» **Problem description**:
Any picture in the data below should be skipped, while every line is repeated exactly.

» **Materials provided**:
○ ○ ○ ○ ○

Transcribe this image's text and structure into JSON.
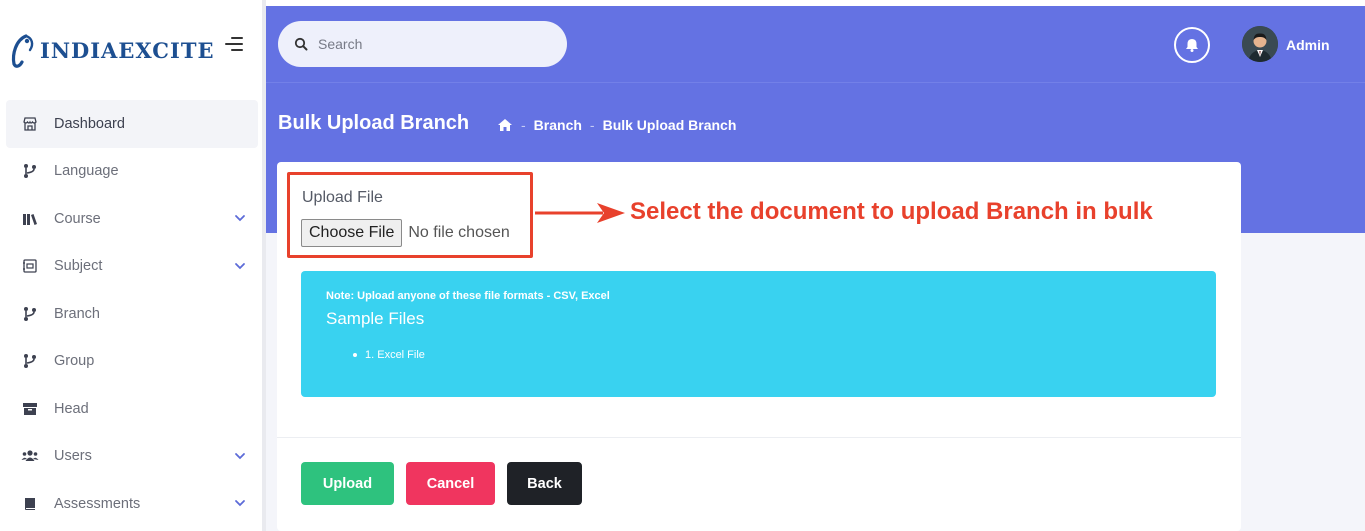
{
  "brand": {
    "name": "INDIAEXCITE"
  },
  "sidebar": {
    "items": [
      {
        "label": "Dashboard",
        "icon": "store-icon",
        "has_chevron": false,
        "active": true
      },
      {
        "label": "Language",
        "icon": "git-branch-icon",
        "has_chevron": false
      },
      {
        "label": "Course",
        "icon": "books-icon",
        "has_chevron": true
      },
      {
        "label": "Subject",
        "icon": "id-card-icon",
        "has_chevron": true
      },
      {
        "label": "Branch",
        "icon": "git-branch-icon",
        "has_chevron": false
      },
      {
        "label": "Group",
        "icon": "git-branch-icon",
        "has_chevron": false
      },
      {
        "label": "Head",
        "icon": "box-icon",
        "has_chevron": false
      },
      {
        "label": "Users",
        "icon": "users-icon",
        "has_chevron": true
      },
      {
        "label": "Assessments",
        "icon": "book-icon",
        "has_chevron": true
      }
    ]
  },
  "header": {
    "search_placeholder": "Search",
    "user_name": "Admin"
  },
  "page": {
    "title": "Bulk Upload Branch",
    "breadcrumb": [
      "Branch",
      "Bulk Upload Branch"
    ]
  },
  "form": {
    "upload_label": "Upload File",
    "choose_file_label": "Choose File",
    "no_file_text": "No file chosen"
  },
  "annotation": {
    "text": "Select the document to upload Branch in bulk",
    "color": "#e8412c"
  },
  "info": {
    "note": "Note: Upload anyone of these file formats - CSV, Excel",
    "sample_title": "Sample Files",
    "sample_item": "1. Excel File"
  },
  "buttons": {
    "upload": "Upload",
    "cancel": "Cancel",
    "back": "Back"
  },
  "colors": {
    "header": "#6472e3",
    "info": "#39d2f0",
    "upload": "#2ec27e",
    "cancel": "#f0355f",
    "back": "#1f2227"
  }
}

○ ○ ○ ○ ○

» **Solution**:
Transcribe this image's text and structure into JSON.
{
  "brand": {
    "name": "INDIAEXCITE"
  },
  "sidebar": {
    "items": [
      {
        "label": "Dashboard",
        "icon": "store-icon",
        "has_chevron": false,
        "active": true
      },
      {
        "label": "Language",
        "icon": "git-branch-icon",
        "has_chevron": false
      },
      {
        "label": "Course",
        "icon": "books-icon",
        "has_chevron": true
      },
      {
        "label": "Subject",
        "icon": "id-card-icon",
        "has_chevron": true
      },
      {
        "label": "Branch",
        "icon": "git-branch-icon",
        "has_chevron": false
      },
      {
        "label": "Group",
        "icon": "git-branch-icon",
        "has_chevron": false
      },
      {
        "label": "Head",
        "icon": "box-icon",
        "has_chevron": false
      },
      {
        "label": "Users",
        "icon": "users-icon",
        "has_chevron": true
      },
      {
        "label": "Assessments",
        "icon": "book-icon",
        "has_chevron": true
      }
    ]
  },
  "header": {
    "search_placeholder": "Search",
    "user_name": "Admin"
  },
  "page": {
    "title": "Bulk Upload Branch",
    "breadcrumb": [
      "Branch",
      "Bulk Upload Branch"
    ]
  },
  "form": {
    "upload_label": "Upload File",
    "choose_file_label": "Choose File",
    "no_file_text": "No file chosen"
  },
  "annotation": {
    "text": "Select the document to upload Branch in bulk",
    "color": "#e8412c"
  },
  "info": {
    "note": "Note: Upload anyone of these file formats - CSV, Excel",
    "sample_title": "Sample Files",
    "sample_item": "1. Excel File"
  },
  "buttons": {
    "upload": "Upload",
    "cancel": "Cancel",
    "back": "Back"
  },
  "colors": {
    "header": "#6472e3",
    "info": "#39d2f0",
    "upload": "#2ec27e",
    "cancel": "#f0355f",
    "back": "#1f2227"
  }
}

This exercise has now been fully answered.